Bergeron, G., Ducharme, M., Fortin, M., & Vézina, M.M. (2013).  Guideline for Advisors of Post-Secondary Students with Disabilities. AQICESH


Buntinx, W.H.W & Schalock R.L. (2010). Models of Disability, Quality of Life, and Individualized Supports: Implications for Professional Practice in Intellectual Disability. Journal of Policy and Practice in Intellectual Disabilities, 7(4), 283-294.


Comité National d’expertise sur l’évaluation des apprentissages pour les élèves ayant une DIP (2012-2016). Encadrements, données de literature et argumentaire ayant mené à l’application de la démarche de planification et d’évaluation en DIP.

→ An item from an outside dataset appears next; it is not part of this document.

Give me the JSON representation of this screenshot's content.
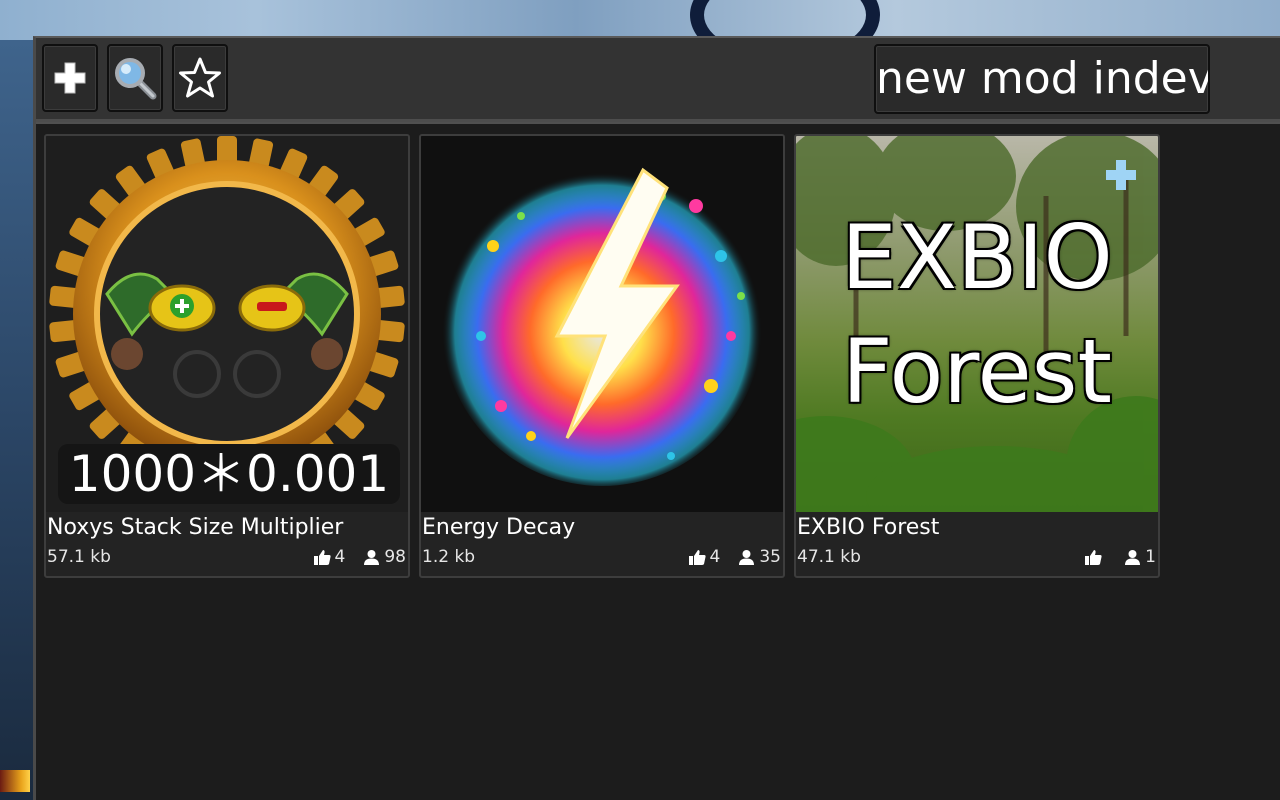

Fougeyrollas, P. & Robin J.P. (2013). The Interactive Person-Environment Disability Prevention Process: A conceptual Framework and Methodology for Intervention and Social Participation Outcomes Measurement in the Field of Rehabilitation and Inclusive Urban and Local Inclusive Development. A Proposal for the Expected Revision of ICF. International Network on the Disability Creation Process

Tassé, M.J. (2016).  Defining intellectual disability: Finally we all agree... almost — Defining and determining intellectual disability. Spotlight on Disability Newsletter, American Psychological Association. https://www.apa.org/pi/disability/resources/publications/newsletter/2016/09/intellectual-disability, 2020


Weis, Robert, (2014). Intellectual Disability and Developmental Disorders in Children. In Robert Weis, Editor (Ed.),  Introduction to Abnormal Child and Adolescent Psychology, (pp. 88-126). Thousand Oaks, California, Sage Publications Inc.




American Association on Intellectual and Developmental Disorders. (2017, February). Definition of Intellectual Disability. Retrieved from http://aaidd.org/intellectual-disability/definition#.WMvJEmMg3sE

Canadian Association for Community Living. (2017, February). Definitions and Terminology. Retrieved from http://www.cacl.ca/about-us

Institut de la statistique Québec (2017, February). Enquête québécoise sur les limitations d’activités, les maladies chroniques et le vieillissement 2010-2011 : Utilisation des services de santé et des services sociaux des personnes avec incapacité – Volume 2. Retrieved from http://www.stat.gouv.qc.ca/statistiques/sante/services/incapacites/limitation-maladies-chroniques-utilisation.pdf